As Lambeth scrambles to re-monetise the Events Site, words of wisdom fell on deaf ears at last month’s Planning Meeting, where all but one member of the committee voted to push ahead with a summer season of multiple events.
Despite pleas from members of CCMAC, the Clapham Society and the Friends of Clapham Common, all advising against such a move, Lambeth elected to go for the money and chance it with the health of the grass.
The site has been fenced off for the last 8 months in a hasty push to re-seed the whole area and ‘reinstate’ a hard wearing, football-pitch-style surface. Although it is hoped the new seed mix will withstand everything Events Lambeth can throw at it, only time will tell if this remains a reach beyond their grasp.
Any regular user of the Common can see the grass is far from ready for heavy use. It remains thin, sparse and has yet to become properly established – it has only been cut once this year. Yet, with just 3 months to go before a planned 40,000-strong crowd descends for a six day event, the Planning Committee overrides Mother Nature and insists “it will be ready because it has to be ready”.
Only Cllr Ben Kind stood in opposition, pointing to the cyclical problem of chronic overuse, followed by increasingly long recovery periods with evermore drastic action required – this time at a cost of £200K. Cllr. Kind said it doesn’t matter whether you call it a ‘reinstatement’ or a ‘regeneration’ of the site, we are simply asking too much from this piece of land.

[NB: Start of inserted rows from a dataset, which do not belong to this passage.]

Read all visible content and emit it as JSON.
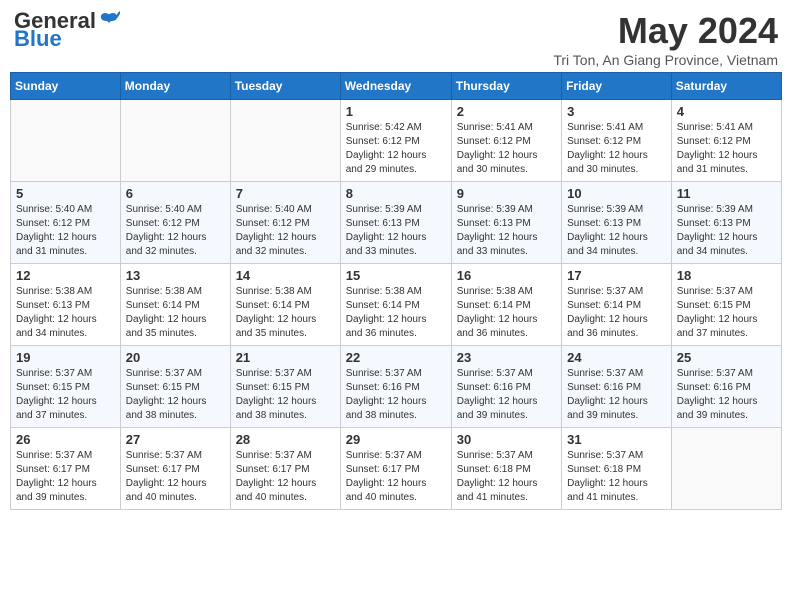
{
  "logo": {
    "general": "General",
    "blue": "Blue"
  },
  "title": "May 2024",
  "location": "Tri Ton, An Giang Province, Vietnam",
  "weekdays": [
    "Sunday",
    "Monday",
    "Tuesday",
    "Wednesday",
    "Thursday",
    "Friday",
    "Saturday"
  ],
  "weeks": [
    [
      {
        "day": "",
        "sunrise": "",
        "sunset": "",
        "daylight": ""
      },
      {
        "day": "",
        "sunrise": "",
        "sunset": "",
        "daylight": ""
      },
      {
        "day": "",
        "sunrise": "",
        "sunset": "",
        "daylight": ""
      },
      {
        "day": "1",
        "sunrise": "Sunrise: 5:42 AM",
        "sunset": "Sunset: 6:12 PM",
        "daylight": "Daylight: 12 hours and 29 minutes."
      },
      {
        "day": "2",
        "sunrise": "Sunrise: 5:41 AM",
        "sunset": "Sunset: 6:12 PM",
        "daylight": "Daylight: 12 hours and 30 minutes."
      },
      {
        "day": "3",
        "sunrise": "Sunrise: 5:41 AM",
        "sunset": "Sunset: 6:12 PM",
        "daylight": "Daylight: 12 hours and 30 minutes."
      },
      {
        "day": "4",
        "sunrise": "Sunrise: 5:41 AM",
        "sunset": "Sunset: 6:12 PM",
        "daylight": "Daylight: 12 hours and 31 minutes."
      }
    ],
    [
      {
        "day": "5",
        "sunrise": "Sunrise: 5:40 AM",
        "sunset": "Sunset: 6:12 PM",
        "daylight": "Daylight: 12 hours and 31 minutes."
      },
      {
        "day": "6",
        "sunrise": "Sunrise: 5:40 AM",
        "sunset": "Sunset: 6:12 PM",
        "daylight": "Daylight: 12 hours and 32 minutes."
      },
      {
        "day": "7",
        "sunrise": "Sunrise: 5:40 AM",
        "sunset": "Sunset: 6:12 PM",
        "daylight": "Daylight: 12 hours and 32 minutes."
      },
      {
        "day": "8",
        "sunrise": "Sunrise: 5:39 AM",
        "sunset": "Sunset: 6:13 PM",
        "daylight": "Daylight: 12 hours and 33 minutes."
      },
      {
        "day": "9",
        "sunrise": "Sunrise: 5:39 AM",
        "sunset": "Sunset: 6:13 PM",
        "daylight": "Daylight: 12 hours and 33 minutes."
      },
      {
        "day": "10",
        "sunrise": "Sunrise: 5:39 AM",
        "sunset": "Sunset: 6:13 PM",
        "daylight": "Daylight: 12 hours and 34 minutes."
      },
      {
        "day": "11",
        "sunrise": "Sunrise: 5:39 AM",
        "sunset": "Sunset: 6:13 PM",
        "daylight": "Daylight: 12 hours and 34 minutes."
      }
    ],
    [
      {
        "day": "12",
        "sunrise": "Sunrise: 5:38 AM",
        "sunset": "Sunset: 6:13 PM",
        "daylight": "Daylight: 12 hours and 34 minutes."
      },
      {
        "day": "13",
        "sunrise": "Sunrise: 5:38 AM",
        "sunset": "Sunset: 6:14 PM",
        "daylight": "Daylight: 12 hours and 35 minutes."
      },
      {
        "day": "14",
        "sunrise": "Sunrise: 5:38 AM",
        "sunset": "Sunset: 6:14 PM",
        "daylight": "Daylight: 12 hours and 35 minutes."
      },
      {
        "day": "15",
        "sunrise": "Sunrise: 5:38 AM",
        "sunset": "Sunset: 6:14 PM",
        "daylight": "Daylight: 12 hours and 36 minutes."
      },
      {
        "day": "16",
        "sunrise": "Sunrise: 5:38 AM",
        "sunset": "Sunset: 6:14 PM",
        "daylight": "Daylight: 12 hours and 36 minutes."
      },
      {
        "day": "17",
        "sunrise": "Sunrise: 5:37 AM",
        "sunset": "Sunset: 6:14 PM",
        "daylight": "Daylight: 12 hours and 36 minutes."
      },
      {
        "day": "18",
        "sunrise": "Sunrise: 5:37 AM",
        "sunset": "Sunset: 6:15 PM",
        "daylight": "Daylight: 12 hours and 37 minutes."
      }
    ],
    [
      {
        "day": "19",
        "sunrise": "Sunrise: 5:37 AM",
        "sunset": "Sunset: 6:15 PM",
        "daylight": "Daylight: 12 hours and 37 minutes."
      },
      {
        "day": "20",
        "sunrise": "Sunrise: 5:37 AM",
        "sunset": "Sunset: 6:15 PM",
        "daylight": "Daylight: 12 hours and 38 minutes."
      },
      {
        "day": "21",
        "sunrise": "Sunrise: 5:37 AM",
        "sunset": "Sunset: 6:15 PM",
        "daylight": "Daylight: 12 hours and 38 minutes."
      },
      {
        "day": "22",
        "sunrise": "Sunrise: 5:37 AM",
        "sunset": "Sunset: 6:16 PM",
        "daylight": "Daylight: 12 hours and 38 minutes."
      },
      {
        "day": "23",
        "sunrise": "Sunrise: 5:37 AM",
        "sunset": "Sunset: 6:16 PM",
        "daylight": "Daylight: 12 hours and 39 minutes."
      },
      {
        "day": "24",
        "sunrise": "Sunrise: 5:37 AM",
        "sunset": "Sunset: 6:16 PM",
        "daylight": "Daylight: 12 hours and 39 minutes."
      },
      {
        "day": "25",
        "sunrise": "Sunrise: 5:37 AM",
        "sunset": "Sunset: 6:16 PM",
        "daylight": "Daylight: 12 hours and 39 minutes."
      }
    ],
    [
      {
        "day": "26",
        "sunrise": "Sunrise: 5:37 AM",
        "sunset": "Sunset: 6:17 PM",
        "daylight": "Daylight: 12 hours and 39 minutes."
      },
      {
        "day": "27",
        "sunrise": "Sunrise: 5:37 AM",
        "sunset": "Sunset: 6:17 PM",
        "daylight": "Daylight: 12 hours and 40 minutes."
      },
      {
        "day": "28",
        "sunrise": "Sunrise: 5:37 AM",
        "sunset": "Sunset: 6:17 PM",
        "daylight": "Daylight: 12 hours and 40 minutes."
      },
      {
        "day": "29",
        "sunrise": "Sunrise: 5:37 AM",
        "sunset": "Sunset: 6:17 PM",
        "daylight": "Daylight: 12 hours and 40 minutes."
      },
      {
        "day": "30",
        "sunrise": "Sunrise: 5:37 AM",
        "sunset": "Sunset: 6:18 PM",
        "daylight": "Daylight: 12 hours and 41 minutes."
      },
      {
        "day": "31",
        "sunrise": "Sunrise: 5:37 AM",
        "sunset": "Sunset: 6:18 PM",
        "daylight": "Daylight: 12 hours and 41 minutes."
      },
      {
        "day": "",
        "sunrise": "",
        "sunset": "",
        "daylight": ""
      }
    ]
  ]
}
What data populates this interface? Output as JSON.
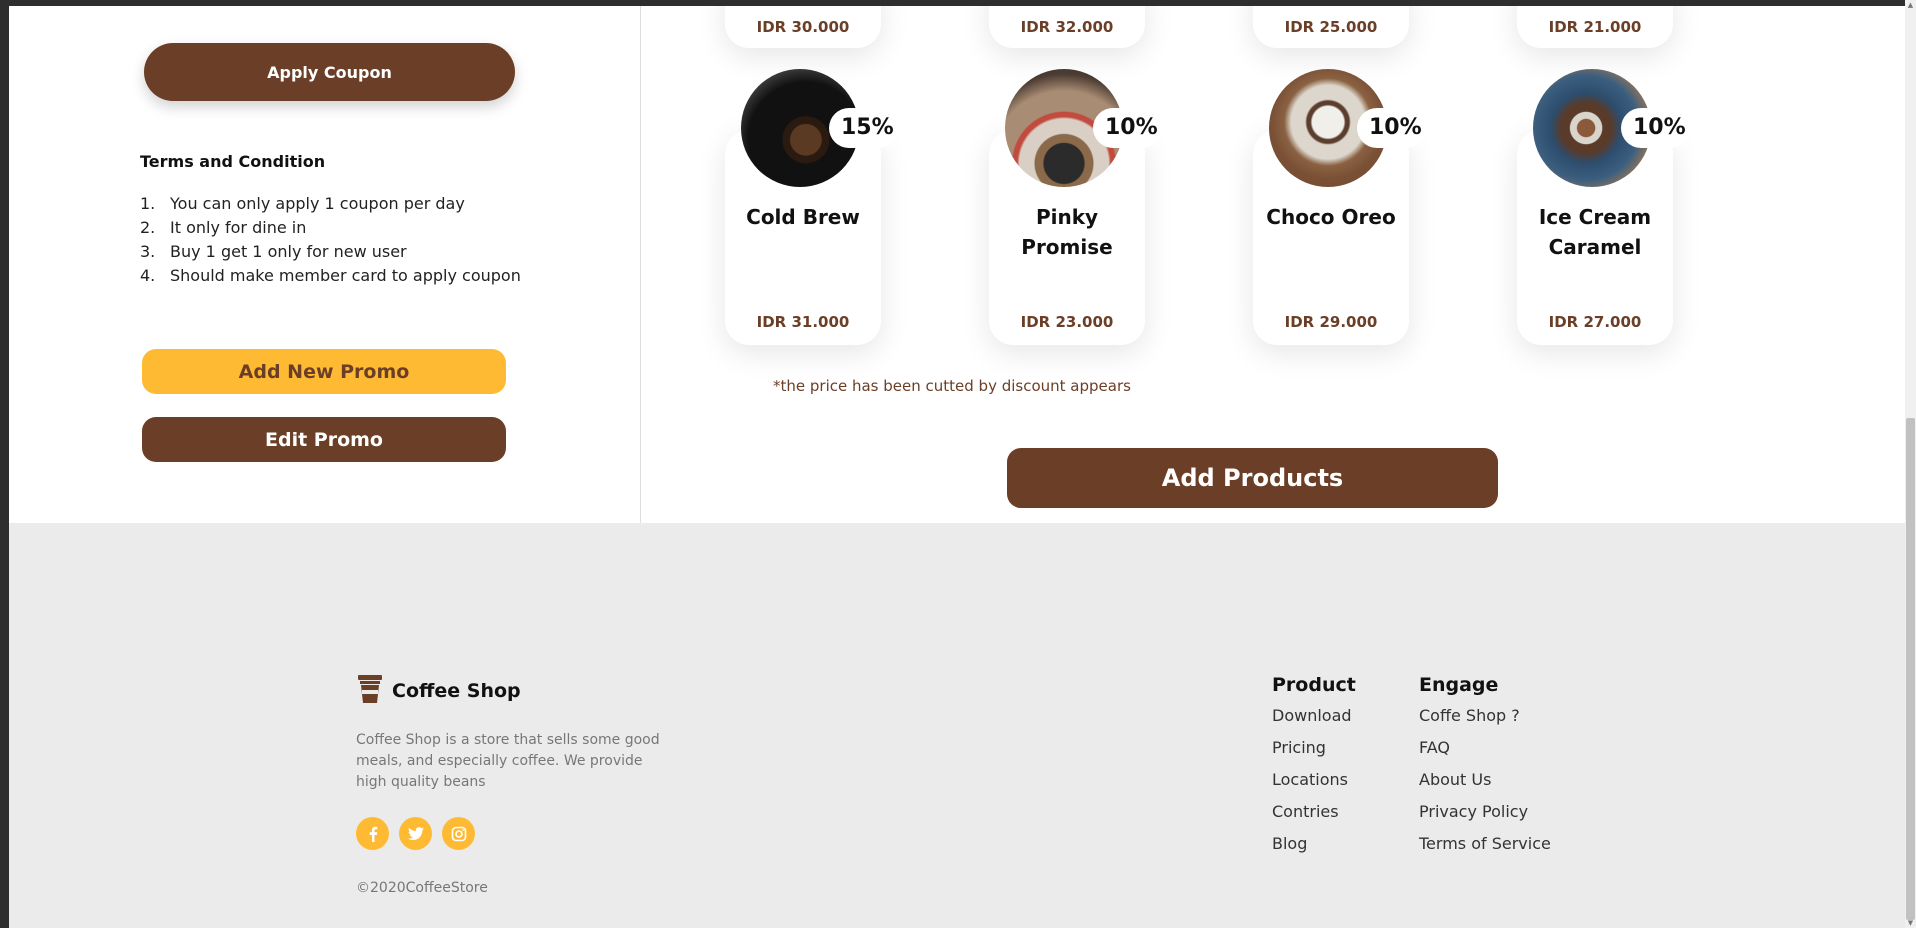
{
  "coupon": {
    "apply_label": "Apply Coupon",
    "terms_title": "Terms and Condition",
    "terms": [
      {
        "num": "1.",
        "text": "You can only apply 1 coupon per day"
      },
      {
        "num": "2.",
        "text": "It only for dine in"
      },
      {
        "num": "3.",
        "text": "Buy 1 get 1 only for new user"
      },
      {
        "num": "4.",
        "text": "Should make member card to apply coupon"
      }
    ],
    "add_promo_label": "Add New Promo",
    "edit_promo_label": "Edit Promo"
  },
  "top_prices": [
    "IDR 30.000",
    "IDR 32.000",
    "IDR 25.000",
    "IDR 21.000"
  ],
  "products": [
    {
      "name": "Cold Brew",
      "price": "IDR 31.000",
      "discount": "15%"
    },
    {
      "name": "Pinky Promise",
      "price": "IDR 23.000",
      "discount": "10%"
    },
    {
      "name": "Choco Oreo",
      "price": "IDR 29.000",
      "discount": "10%"
    },
    {
      "name": "Ice Cream Caramel",
      "price": "IDR 27.000",
      "discount": "10%"
    }
  ],
  "note": "*the price has been cutted by discount appears",
  "add_products_label": "Add Products",
  "footer": {
    "brand": "Coffee Shop",
    "description": "Coffee Shop is a store that sells some good meals, and especially coffee. We provide high quality beans",
    "copyright": "©2020CoffeeStore",
    "socials": [
      "facebook-icon",
      "twitter-icon",
      "instagram-icon"
    ],
    "product_title": "Product",
    "product_links": [
      "Download",
      "Pricing",
      "Locations",
      "Contries",
      "Blog"
    ],
    "engage_title": "Engage",
    "engage_links": [
      "Coffe Shop ?",
      "FAQ",
      "About Us",
      "Privacy Policy",
      "Terms of Service"
    ]
  },
  "colors": {
    "brown": "#6b3f27",
    "yellow": "#ffba33",
    "footer_bg": "#ebebeb"
  }
}
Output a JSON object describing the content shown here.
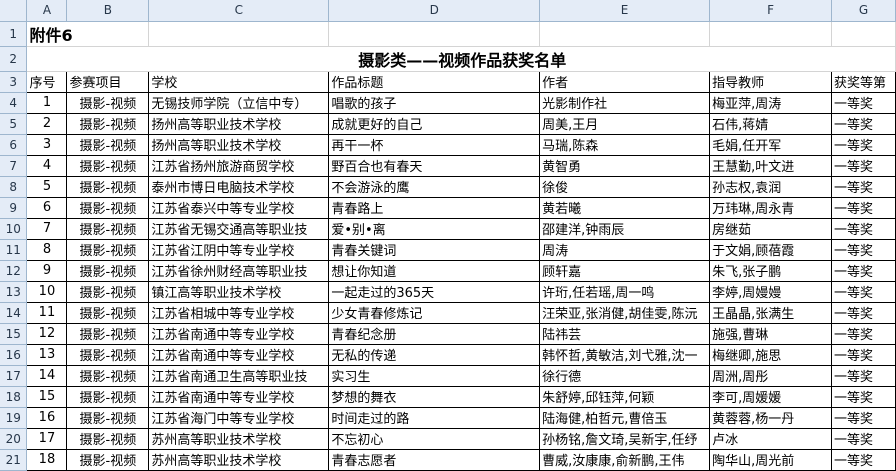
{
  "columns": [
    "A",
    "B",
    "C",
    "D",
    "E",
    "F",
    "G"
  ],
  "row1": {
    "row_num": "1",
    "text": "附件6"
  },
  "row2": {
    "row_num": "2",
    "text": "摄影类——视频作品获奖名单"
  },
  "row3": {
    "row_num": "3",
    "headers": [
      "序号",
      "参赛项目",
      "学校",
      "作品标题",
      "作者",
      "指导教师",
      "获奖等第"
    ]
  },
  "rows": [
    {
      "row_num": "4",
      "cells": [
        "1",
        "摄影-视频",
        "无锡技师学院（立信中专）",
        "唱歌的孩子",
        "光影制作社",
        "梅亚萍,周涛",
        "一等奖"
      ]
    },
    {
      "row_num": "5",
      "cells": [
        "2",
        "摄影-视频",
        "扬州高等职业技术学校",
        "成就更好的自己",
        "周美,王月",
        "石伟,蒋婧",
        "一等奖"
      ]
    },
    {
      "row_num": "6",
      "cells": [
        "3",
        "摄影-视频",
        "扬州高等职业技术学校",
        "再干一杯",
        "马瑞,陈森",
        "毛娟,任开军",
        "一等奖"
      ]
    },
    {
      "row_num": "7",
      "cells": [
        "4",
        "摄影-视频",
        "江苏省扬州旅游商贸学校",
        "野百合也有春天",
        "黄智勇",
        "王慧勤,叶文进",
        "一等奖"
      ]
    },
    {
      "row_num": "8",
      "cells": [
        "5",
        "摄影-视频",
        "泰州市博日电脑技术学校",
        "不会游泳的鹰",
        "徐俊",
        "孙志权,袁润",
        "一等奖"
      ]
    },
    {
      "row_num": "9",
      "cells": [
        "6",
        "摄影-视频",
        "江苏省泰兴中等专业学校",
        "青春路上",
        "黄若曦",
        "万玮琳,周永青",
        "一等奖"
      ]
    },
    {
      "row_num": "10",
      "cells": [
        "7",
        "摄影-视频",
        "江苏省无锡交通高等职业技",
        "爱•别•离",
        "邵建洋,钟雨辰",
        "房继茹",
        "一等奖"
      ]
    },
    {
      "row_num": "11",
      "cells": [
        "8",
        "摄影-视频",
        "江苏省江阴中等专业学校",
        "青春关键词",
        "周涛",
        "于文娟,顾蓓霞",
        "一等奖"
      ]
    },
    {
      "row_num": "12",
      "cells": [
        "9",
        "摄影-视频",
        "江苏省徐州财经高等职业技",
        "想让你知道",
        "顾轩嘉",
        "朱飞,张子鹏",
        "一等奖"
      ]
    },
    {
      "row_num": "13",
      "cells": [
        "10",
        "摄影-视频",
        "镇江高等职业技术学校",
        "一起走过的365天",
        "许珩,任若瑶,周一鸣",
        "李婷,周嫚嫚",
        "一等奖"
      ]
    },
    {
      "row_num": "14",
      "cells": [
        "11",
        "摄影-视频",
        "江苏省相城中等专业学校",
        "少女青春修炼记",
        "汪荣亚,张消健,胡佳雯,陈沅",
        "王晶晶,张满生",
        "一等奖"
      ]
    },
    {
      "row_num": "15",
      "cells": [
        "12",
        "摄影-视频",
        "江苏省南通中等专业学校",
        "青春纪念册",
        "陆祎芸",
        "施强,曹琳",
        "一等奖"
      ]
    },
    {
      "row_num": "16",
      "cells": [
        "13",
        "摄影-视频",
        "江苏省南通中等专业学校",
        "无私的传递",
        "韩怀哲,黄敏洁,刘弋雅,沈一",
        "梅继卿,施思",
        "一等奖"
      ]
    },
    {
      "row_num": "17",
      "cells": [
        "14",
        "摄影-视频",
        "江苏省南通卫生高等职业技",
        "实习生",
        "徐行德",
        "周洲,周彤",
        "一等奖"
      ]
    },
    {
      "row_num": "18",
      "cells": [
        "15",
        "摄影-视频",
        "江苏省南通中等专业学校",
        "梦想的舞衣",
        "朱舒婷,邱钰萍,何颖",
        "李可,周媛媛",
        "一等奖"
      ]
    },
    {
      "row_num": "19",
      "cells": [
        "16",
        "摄影-视频",
        "江苏省海门中等专业学校",
        "时间走过的路",
        "陆海健,柏哲元,曹倍玉",
        "黄蓉蓉,杨一丹",
        "一等奖"
      ]
    },
    {
      "row_num": "20",
      "cells": [
        "17",
        "摄影-视频",
        "苏州高等职业技术学校",
        "不忘初心",
        "孙杨铭,詹文琦,吴新宇,任纾",
        "卢冰",
        "一等奖"
      ]
    },
    {
      "row_num": "21",
      "cells": [
        "18",
        "摄影-视频",
        "苏州高等职业技术学校",
        "青春志愿者",
        "曹威,汝康康,俞新鹏,王伟",
        "陶华山,周光前",
        "一等奖"
      ]
    }
  ]
}
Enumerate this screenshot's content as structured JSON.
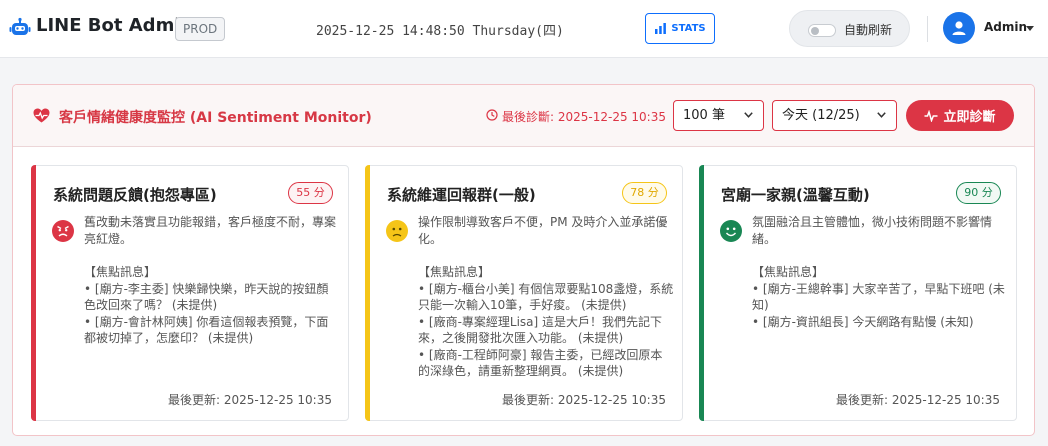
{
  "navbar": {
    "brand_icon": "robot-icon",
    "app_title": "LINE Bot Admin",
    "env_badge": "PROD",
    "clock": "2025-12-25 14:48:50 Thursday(四)",
    "stats_label": "STATS",
    "stats_icon": "bar-chart-icon",
    "auto_refresh_label": "自動刷新",
    "auto_refresh_on": false,
    "user_icon": "user-icon",
    "user_name": "Admin"
  },
  "monitor": {
    "title": "客戶情緒健康度監控 (AI Sentiment Monitor)",
    "title_icon": "heart-pulse-icon",
    "last_diag": "最後診斷: 2025-12-25 10:35",
    "count_select": "100 筆",
    "day_select": "今天 (12/25)",
    "diagnose_label": "立即診斷",
    "accent_color": "#dc3545"
  },
  "cards": [
    {
      "group": "系統問題反饋(抱怨專區)",
      "score": "55 分",
      "mood": "angry-face-icon",
      "color": "#dc3545",
      "summary": "舊改動未落實且功能報錯，客戶極度不耐，專案亮紅燈。",
      "focus_header": "【焦點訊息】",
      "focus": [
        "• [廟方-李主委] 快樂歸快樂，昨天說的按鈕顏色改回來了嗎？ (未提供)",
        "• [廟方-會計林阿姨] 你看這個報表預覽，下面都被切掉了，怎麼印？ (未提供)"
      ],
      "updated": "最後更新: 2025-12-25 10:35"
    },
    {
      "group": "系統維運回報群(一般)",
      "score": "78 分",
      "mood": "neutral-face-icon",
      "color": "#f5c518",
      "summary": "操作限制導致客戶不便，PM 及時介入並承諾優化。",
      "focus_header": "【焦點訊息】",
      "focus": [
        "• [廟方-櫃台小美] 有個信眾要點108盞燈，系統只能一次輸入10筆，手好痠。 (未提供)",
        "• [廠商-專案經理Lisa] 這是大戶！我們先記下來，之後開發批次匯入功能。 (未提供)",
        "• [廠商-工程師阿豪] 報告主委，已經改回原本的深綠色，請重新整理網頁。 (未提供)"
      ],
      "updated": "最後更新: 2025-12-25 10:35"
    },
    {
      "group": "宮廟一家親(溫馨互動)",
      "score": "90 分",
      "mood": "happy-face-icon",
      "color": "#198754",
      "summary": "氛圍融洽且主管體恤，微小技術問題不影響情緒。",
      "focus_header": "【焦點訊息】",
      "focus": [
        "• [廟方-王總幹事] 大家辛苦了，早點下班吧 (未知)",
        "• [廟方-資訊組長] 今天網路有點慢 (未知)"
      ],
      "updated": "最後更新: 2025-12-25 10:35"
    }
  ]
}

Lambeth currently remains in denial about this truism. It believes that if it can only just get the formula right – using the right seed mix, de-compacting the ground and drilling bore holes – this year, things will be different.
Well let’s see. The committee made much of learning lessons from the past with this problem, so we now ask that they stand by their bravado and supreme confidence and commit to a NO MORE FENCES policy, if indeed the site fails once again.
Clapham Common is already one of the most overused green spaces in London and the consequences of repeatedly fencing off 17 acres of Metropolitan Open Land means there is unacceptable pressure on the remaining grass from sports and heavy footfall.
We simply cannot afford to be caught in a cycle where so much of the Common is repeatedly stolen from us by Lambeth for turning a profit.